Hippocrates painting

Why Empathy?

In a passage on “decorum,” circa 400 BC, Hippocrates himself wrote that “the patient, though conscious that his condition is perilous, may recover his health simply through his contentment with the goodness of the physician.” Echoing this ancient thought, contemporary evidence shows that doctors who are better listeners and communicators – those who exhibit “emotional intelligence” in their interactions – achieve higher patient satisfaction, adherence to treatments, and better health outcomes.

In fact, according to a review of reports by the nonprofit Joint Commission almost 80 percent of investigated adverse health outcomes in hospitals are the result of physicians’ poor communication. Additional academic research, including a study conducted at the University of Zurich and Dr. Helen Reiss’s work at Harvard Medical School on the neurophysiology of empathy, point to further scientific evidence that empathy is a skill that can be improved.

There’s a growing body of research that suggests that empathy in medical students decreases over the course of their training. This often happens as they transition from “civilian” to clinician, putting up a protective wall of objectivity between themselves and their patients. Other studies have shown that empathy is constrained when it comes to interactions between people of different races, nationalities, and faiths.

More empathetic physicians are desirable not only because it is the sacred mission of doctors to be compassionate providers, but also because a good interpersonal relationship between patient and caregiver is essential to best-quality medical care.

Putting it to the test

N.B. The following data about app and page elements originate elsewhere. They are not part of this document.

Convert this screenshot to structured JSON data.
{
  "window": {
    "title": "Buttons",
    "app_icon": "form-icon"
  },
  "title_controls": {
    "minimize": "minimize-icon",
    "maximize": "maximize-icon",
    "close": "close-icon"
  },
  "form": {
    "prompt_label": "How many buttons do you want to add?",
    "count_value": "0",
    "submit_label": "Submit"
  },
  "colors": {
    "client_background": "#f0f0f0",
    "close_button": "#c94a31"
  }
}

To test the concept of using film to teach empathy during our initial research phase, we produced a video module entitled “Listening” written by Delia Ephron.

Listening still